Sweden pledges new funds for climate projects

Leading up to the United Nations Climate Action Summit in New York, Sweden announced new contributions to the Green Climate Fund (GCF), the Adaptation Fund (AF), and the Least Developed Countries Fund (LDCF). In keeping with its commitment to the Paris agreement, the Swedish Government will double its contribution to the GCF to US$936 million (SEK 8 billion) for the period 2020 to 2023. The AF and LDCF will each receive US$61 million (SEK 520 million) in Swedish funding for the period 2019 to 2022. 

On a per-capita basis, Sweden was the world's largest donor to the climate funds in 2018, and total development assistance for climate support amounted to US$725 million (SEK 6.2 billion). 

Press release – Government Offices of Sweden (in Swedish)


Swedish Government maintains 1% ODA-to-GNI in 2020 budget

Sweden’s official development assistance (ODA) budget is expected to increase by US$117 million (SEK 1 billion) in 2020.  Minister for International Development Cooperation Peter Eriksson said that the January agreement with the Center and Liberal parties played an important role for maintaining the 1% ODA-to-GNI objective in the 2020 budget.

In the current budget proposal for 2020, which was presented by the government on September 18, 2019, the budget appropriation for Sweden’s ODA was increased from US$5.3 billion (SEK 44.9 billion) to almost US$5.4 billion (SEK 46 billion), mainly due to growth of the economy as a whole.

In response to recommendations from the OECD DAC and following recent corruption scandals related to Swedish ODA, the administrative appropriation for the Swedish International Development Cooperation Agency (Sida) was also increased by US$20 million (SEK 175 million). This was the first increase Sida has received in this area in 10 years. 

News article – Omvärlden (in Swedish)


Sweden invests US$4 million in global marine ecosystems

On August 20, 2019, the Swedish government committed to allocating SEK39 million (US$4 million) from the ODA budget to international environmental organizations such as the United Nations Environment Programme (UNEP) and the Stockholm International Water Institute (SIWI). The funding will provide support for the fight against ocean acidification and littering, strengthening cooperation around maritime areas, developing tools to counteract negative effects of human impact, and contributing to a sustainable so-called blue economy.
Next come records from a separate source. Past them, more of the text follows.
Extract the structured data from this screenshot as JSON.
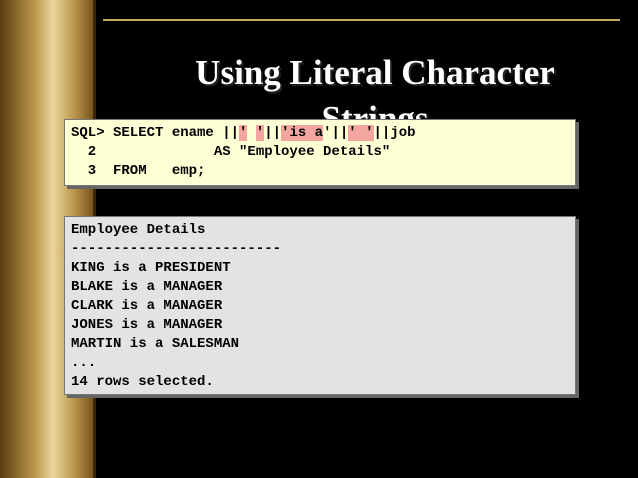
{
  "slide": {
    "title_line1": "Using Literal Character",
    "title_line2": "Strings"
  },
  "sql_panel": {
    "lines": [
      [
        {
          "text": "SQL> SELECT ename ||",
          "hl": false
        },
        {
          "text": "'",
          "hl": true
        },
        {
          "text": " ",
          "hl": false
        },
        {
          "text": "'",
          "hl": true
        },
        {
          "text": "||",
          "hl": false
        },
        {
          "text": "'is a",
          "hl": true
        },
        {
          "text": "'||",
          "hl": false
        },
        {
          "text": "' '",
          "hl": true
        },
        {
          "text": "||job",
          "hl": false
        }
      ],
      [
        {
          "text": "  2              AS \"Employee Details\"",
          "hl": false
        }
      ],
      [
        {
          "text": "  3  FROM   emp;",
          "hl": false
        }
      ]
    ]
  },
  "result_panel": {
    "lines": [
      "Employee Details",
      "-------------------------",
      "KING is a PRESIDENT",
      "BLAKE is a MANAGER",
      "CLARK is a MANAGER",
      "JONES is a MANAGER",
      "MARTIN is a SALESMAN",
      "...",
      "14 rows selected."
    ]
  }
}
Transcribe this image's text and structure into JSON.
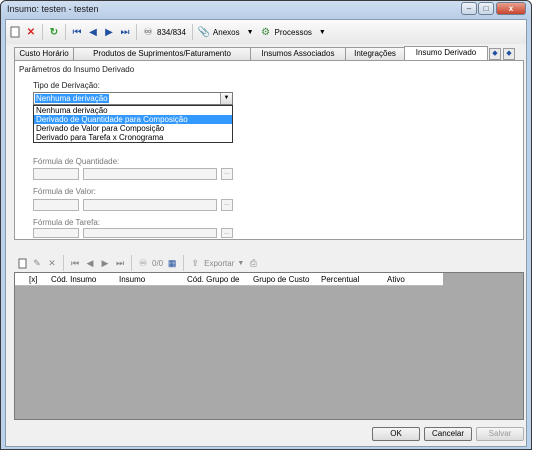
{
  "window": {
    "title": "Insumo: testen - testen"
  },
  "toolbar": {
    "record_counter": "834/834",
    "attachments_label": "Anexos",
    "processes_label": "Processos"
  },
  "tabs": [
    {
      "label": "Custo Horário"
    },
    {
      "label": "Produtos de Suprimentos/Faturamento"
    },
    {
      "label": "Insumos Associados"
    },
    {
      "label": "Integrações"
    },
    {
      "label": "Insumo Derivado"
    }
  ],
  "panel": {
    "group_title": "Parâmetros do Insumo Derivado",
    "derivation_label": "Tipo de Derivação:",
    "derivation_value": "Nenhuma derivação",
    "derivation_options": [
      "Nenhuma derivação",
      "Derivado de Quantidade para Composição",
      "Derivado de Valor para Composição",
      "Derivado para Tarefa x Cronograma"
    ],
    "quantity_formula_label": "Fórmula de Quantidade:",
    "value_formula_label": "Fórmula de Valor:",
    "task_formula_label": "Fórmula de Tarefa:"
  },
  "grid_toolbar": {
    "counter": "0/0",
    "export_label": "Exportar"
  },
  "grid": {
    "columns": [
      "[x]",
      "Cód. Insumo",
      "Insumo",
      "Cód. Grupo de",
      "Grupo de Custo",
      "Percentual",
      "Ativo"
    ]
  },
  "buttons": {
    "ok": "OK",
    "cancel": "Cancelar",
    "save": "Salvar"
  },
  "colors": {
    "accent": "#3399ff",
    "grid_bg": "#a9a9a9",
    "frame": "#b9d1ea"
  }
}
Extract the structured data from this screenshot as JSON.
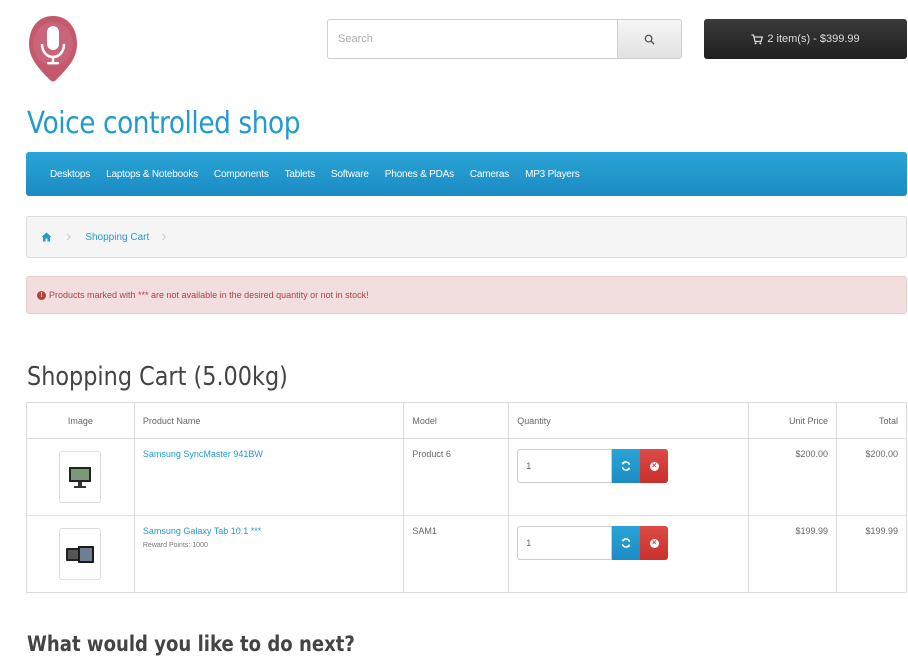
{
  "header": {
    "search_placeholder": "Search",
    "cart_button_label": "2 item(s) - $399.99"
  },
  "site": {
    "title": "Voice controlled shop"
  },
  "nav": {
    "items": [
      "Desktops",
      "Laptops & Notebooks",
      "Components",
      "Tablets",
      "Software",
      "Phones & PDAs",
      "Cameras",
      "MP3 Players"
    ]
  },
  "breadcrumb": {
    "current": "Shopping Cart"
  },
  "alert": {
    "text": "Products marked with *** are not available in the desired quantity or not in stock!"
  },
  "page": {
    "title": "Shopping Cart  (5.00kg)",
    "next_title": "What would you like to do next?"
  },
  "table": {
    "headers": [
      "Image",
      "Product Name",
      "Model",
      "Quantity",
      "Unit Price",
      "Total"
    ],
    "rows": [
      {
        "name": "Samsung SyncMaster 941BW",
        "reward": "",
        "model": "Product 6",
        "quantity": "1",
        "unit_price": "$200.00",
        "total": "$200.00",
        "thumb_icon": "monitor-icon"
      },
      {
        "name": "Samsung Galaxy Tab 10.1 ***",
        "reward": "Reward Points: 1000",
        "model": "SAM1",
        "quantity": "1",
        "unit_price": "$199.99",
        "total": "$199.99",
        "thumb_icon": "tablet-icon"
      }
    ]
  },
  "colors": {
    "accent": "#239bcd",
    "danger": "#cd3a35",
    "alert_bg": "#f2dede",
    "dark": "#2a2a2a"
  }
}
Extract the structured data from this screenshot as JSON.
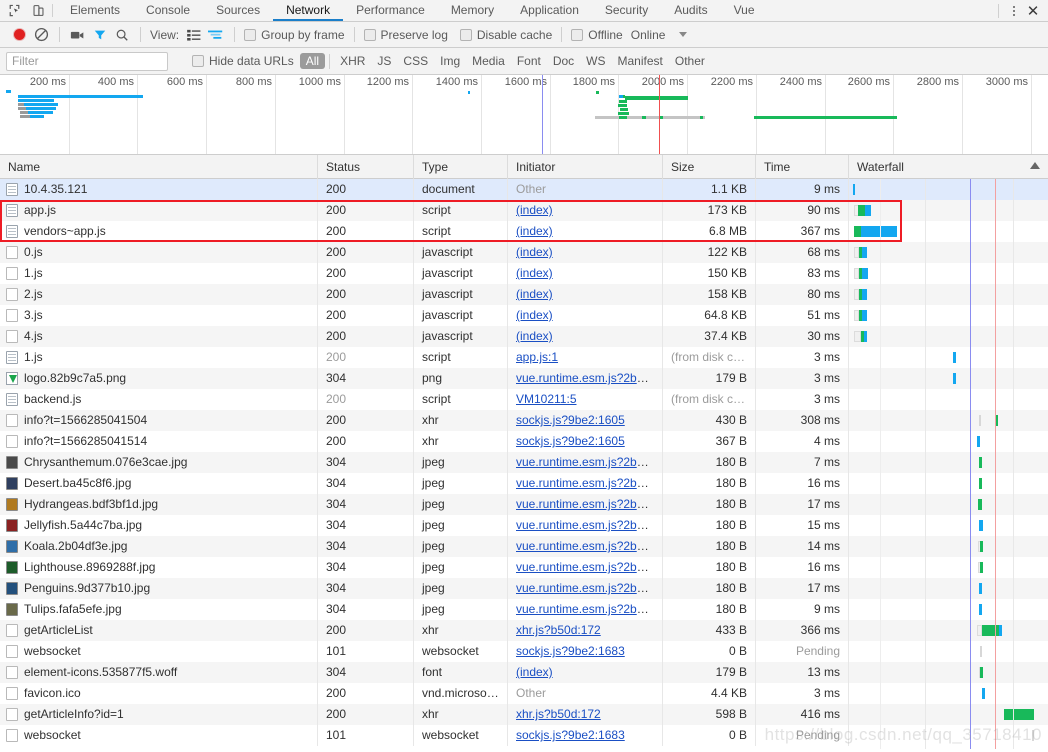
{
  "window": {
    "tabs": [
      {
        "label": "Elements",
        "active": false
      },
      {
        "label": "Console",
        "active": false
      },
      {
        "label": "Sources",
        "active": false
      },
      {
        "label": "Network",
        "active": true
      },
      {
        "label": "Performance",
        "active": false
      },
      {
        "label": "Memory",
        "active": false
      },
      {
        "label": "Application",
        "active": false
      },
      {
        "label": "Security",
        "active": false
      },
      {
        "label": "Audits",
        "active": false
      },
      {
        "label": "Vue",
        "active": false
      }
    ],
    "icons": {
      "inspect": "inspect-element-icon",
      "device": "device-toolbar-icon",
      "more": "more-options-icon",
      "close": "close-devtools-icon"
    }
  },
  "toolbar": {
    "record_label": "record-button",
    "clear_label": "clear-button",
    "capture_screenshots_label": "capture-screenshots-button",
    "filter_label": "filter-toggle-button",
    "search_label": "search-button",
    "view_label": "View:",
    "view_list_label": "list-view-button",
    "view_waterfall_label": "waterfall-view-button",
    "group_by_frame": "Group by frame",
    "preserve_log": "Preserve log",
    "disable_cache": "Disable cache",
    "offline": "Offline",
    "throttling": "Online"
  },
  "filter_bar": {
    "placeholder": "Filter",
    "value": "",
    "hide_data_urls": "Hide data URLs",
    "types": [
      "All",
      "XHR",
      "JS",
      "CSS",
      "Img",
      "Media",
      "Font",
      "Doc",
      "WS",
      "Manifest",
      "Other"
    ],
    "active_type": "All"
  },
  "overview": {
    "ticks": [
      "200 ms",
      "400 ms",
      "600 ms",
      "800 ms",
      "1000 ms",
      "1200 ms",
      "1400 ms",
      "1600 ms",
      "1800 ms",
      "2000 ms",
      "2200 ms",
      "2400 ms",
      "2600 ms",
      "2800 ms",
      "3000 ms"
    ]
  },
  "columns": [
    "Name",
    "Status",
    "Type",
    "Initiator",
    "Size",
    "Time",
    "Waterfall"
  ],
  "requests": [
    {
      "name": "10.4.35.121",
      "icon": "document-file-icon",
      "status": "200",
      "type": "document",
      "initiator": "Other",
      "initiator_link": false,
      "size": "1.1 KB",
      "time": "9 ms",
      "selected": true
    },
    {
      "name": "app.js",
      "icon": "script-file-icon",
      "status": "200",
      "type": "script",
      "initiator": "(index)",
      "initiator_link": true,
      "size": "173 KB",
      "time": "90 ms"
    },
    {
      "name": "vendors~app.js",
      "icon": "script-file-icon",
      "status": "200",
      "type": "script",
      "initiator": "(index)",
      "initiator_link": true,
      "size": "6.8 MB",
      "time": "367 ms"
    },
    {
      "name": "0.js",
      "icon": "generic-file-icon",
      "status": "200",
      "type": "javascript",
      "initiator": "(index)",
      "initiator_link": true,
      "size": "122 KB",
      "time": "68 ms"
    },
    {
      "name": "1.js",
      "icon": "generic-file-icon",
      "status": "200",
      "type": "javascript",
      "initiator": "(index)",
      "initiator_link": true,
      "size": "150 KB",
      "time": "83 ms"
    },
    {
      "name": "2.js",
      "icon": "generic-file-icon",
      "status": "200",
      "type": "javascript",
      "initiator": "(index)",
      "initiator_link": true,
      "size": "158 KB",
      "time": "80 ms"
    },
    {
      "name": "3.js",
      "icon": "generic-file-icon",
      "status": "200",
      "type": "javascript",
      "initiator": "(index)",
      "initiator_link": true,
      "size": "64.8 KB",
      "time": "51 ms"
    },
    {
      "name": "4.js",
      "icon": "generic-file-icon",
      "status": "200",
      "type": "javascript",
      "initiator": "(index)",
      "initiator_link": true,
      "size": "37.4 KB",
      "time": "30 ms"
    },
    {
      "name": "1.js",
      "icon": "script-file-icon",
      "status": "200",
      "type": "script",
      "initiator": "app.js:1",
      "initiator_link": true,
      "size": "(from disk cac...",
      "time": "3 ms",
      "dim": true
    },
    {
      "name": "logo.82b9c7a5.png",
      "icon": "image-file-icon",
      "status": "304",
      "type": "png",
      "initiator": "vue.runtime.esm.js?2b0e:...",
      "initiator_link": true,
      "size": "179 B",
      "time": "3 ms"
    },
    {
      "name": "backend.js",
      "icon": "script-file-icon",
      "status": "200",
      "type": "script",
      "initiator": "VM10211:5",
      "initiator_link": true,
      "size": "(from disk cac...",
      "time": "3 ms",
      "dim": true
    },
    {
      "name": "info?t=1566285041504",
      "icon": "generic-file-icon",
      "status": "200",
      "type": "xhr",
      "initiator": "sockjs.js?9be2:1605",
      "initiator_link": true,
      "size": "430 B",
      "time": "308 ms"
    },
    {
      "name": "info?t=1566285041514",
      "icon": "generic-file-icon",
      "status": "200",
      "type": "xhr",
      "initiator": "sockjs.js?9be2:1605",
      "initiator_link": true,
      "size": "367 B",
      "time": "4 ms"
    },
    {
      "name": "Chrysanthemum.076e3cae.jpg",
      "icon": "image-file-icon",
      "status": "304",
      "type": "jpeg",
      "initiator": "vue.runtime.esm.js?2b0e:...",
      "initiator_link": true,
      "size": "180 B",
      "time": "7 ms"
    },
    {
      "name": "Desert.ba45c8f6.jpg",
      "icon": "image-file-icon",
      "status": "304",
      "type": "jpeg",
      "initiator": "vue.runtime.esm.js?2b0e:...",
      "initiator_link": true,
      "size": "180 B",
      "time": "16 ms"
    },
    {
      "name": "Hydrangeas.bdf3bf1d.jpg",
      "icon": "image-file-icon",
      "status": "304",
      "type": "jpeg",
      "initiator": "vue.runtime.esm.js?2b0e:...",
      "initiator_link": true,
      "size": "180 B",
      "time": "17 ms"
    },
    {
      "name": "Jellyfish.5a44c7ba.jpg",
      "icon": "image-file-icon",
      "status": "304",
      "type": "jpeg",
      "initiator": "vue.runtime.esm.js?2b0e:...",
      "initiator_link": true,
      "size": "180 B",
      "time": "15 ms"
    },
    {
      "name": "Koala.2b04df3e.jpg",
      "icon": "image-file-icon",
      "status": "304",
      "type": "jpeg",
      "initiator": "vue.runtime.esm.js?2b0e:...",
      "initiator_link": true,
      "size": "180 B",
      "time": "14 ms"
    },
    {
      "name": "Lighthouse.8969288f.jpg",
      "icon": "image-file-icon",
      "status": "304",
      "type": "jpeg",
      "initiator": "vue.runtime.esm.js?2b0e:...",
      "initiator_link": true,
      "size": "180 B",
      "time": "16 ms"
    },
    {
      "name": "Penguins.9d377b10.jpg",
      "icon": "image-file-icon",
      "status": "304",
      "type": "jpeg",
      "initiator": "vue.runtime.esm.js?2b0e:...",
      "initiator_link": true,
      "size": "180 B",
      "time": "17 ms"
    },
    {
      "name": "Tulips.fafa5efe.jpg",
      "icon": "image-file-icon",
      "status": "304",
      "type": "jpeg",
      "initiator": "vue.runtime.esm.js?2b0e:...",
      "initiator_link": true,
      "size": "180 B",
      "time": "9 ms"
    },
    {
      "name": "getArticleList",
      "icon": "generic-file-icon",
      "status": "200",
      "type": "xhr",
      "initiator": "xhr.js?b50d:172",
      "initiator_link": true,
      "size": "433 B",
      "time": "366 ms"
    },
    {
      "name": "websocket",
      "icon": "generic-file-icon",
      "status": "101",
      "type": "websocket",
      "initiator": "sockjs.js?9be2:1683",
      "initiator_link": true,
      "size": "0 B",
      "time": "Pending",
      "time_dim": true
    },
    {
      "name": "element-icons.535877f5.woff",
      "icon": "generic-file-icon",
      "status": "304",
      "type": "font",
      "initiator": "(index)",
      "initiator_link": true,
      "size": "179 B",
      "time": "13 ms"
    },
    {
      "name": "favicon.ico",
      "icon": "generic-file-icon",
      "status": "200",
      "type": "vnd.microsoft....",
      "initiator": "Other",
      "initiator_link": false,
      "size": "4.4 KB",
      "time": "3 ms"
    },
    {
      "name": "getArticleInfo?id=1",
      "icon": "generic-file-icon",
      "status": "200",
      "type": "xhr",
      "initiator": "xhr.js?b50d:172",
      "initiator_link": true,
      "size": "598 B",
      "time": "416 ms"
    },
    {
      "name": "websocket",
      "icon": "generic-file-icon",
      "status": "101",
      "type": "websocket",
      "initiator": "sockjs.js?9be2:1683",
      "initiator_link": true,
      "size": "0 B",
      "time": "Pending",
      "time_dim": true
    }
  ],
  "watermark": "https://blog.csdn.net/qq_35718410",
  "colors": {
    "accent": "#1a7ec9",
    "record": "#e02020",
    "download_bar": "#13a7f0",
    "ttfb_bar": "#18b95a",
    "wait_bar": "#d7d7d7",
    "dom_content_loaded": "#0b27f0",
    "load_event": "#f05050",
    "highlight_box": "#ee1c25",
    "selected_row": "#dfeafc"
  }
}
In addition, the funds are aimed at supporting developing countries’ ability to participate in international negotiations.

Since the 2017 UN Maritime Conference, initiated by Sweden and Fiji, Sweden has made substantive investments in ocean cleanup initiatives, domestically and internationally.

Press release - Government of Sweden (in Swedish)


Sweden commissions review of its support for democracy in developing countries

The Swedish government has instructed the Swedish International Development Cooperation Agency (Sida) to investigate how it can further develop and strengthen its work to promote democracy through development cooperation. Sida will also review current activities supporting democracy in its partner countries.

Since the Swedish elections in 2018, and after the so-called January agreement between the Social Democrats and the Center and Liberal parties, democracy has become a greater priority on the Swedish development agenda. Sida’s report is due on December 1, 2019.

Press release – Ministry of Foreign Affairs (in Swedish)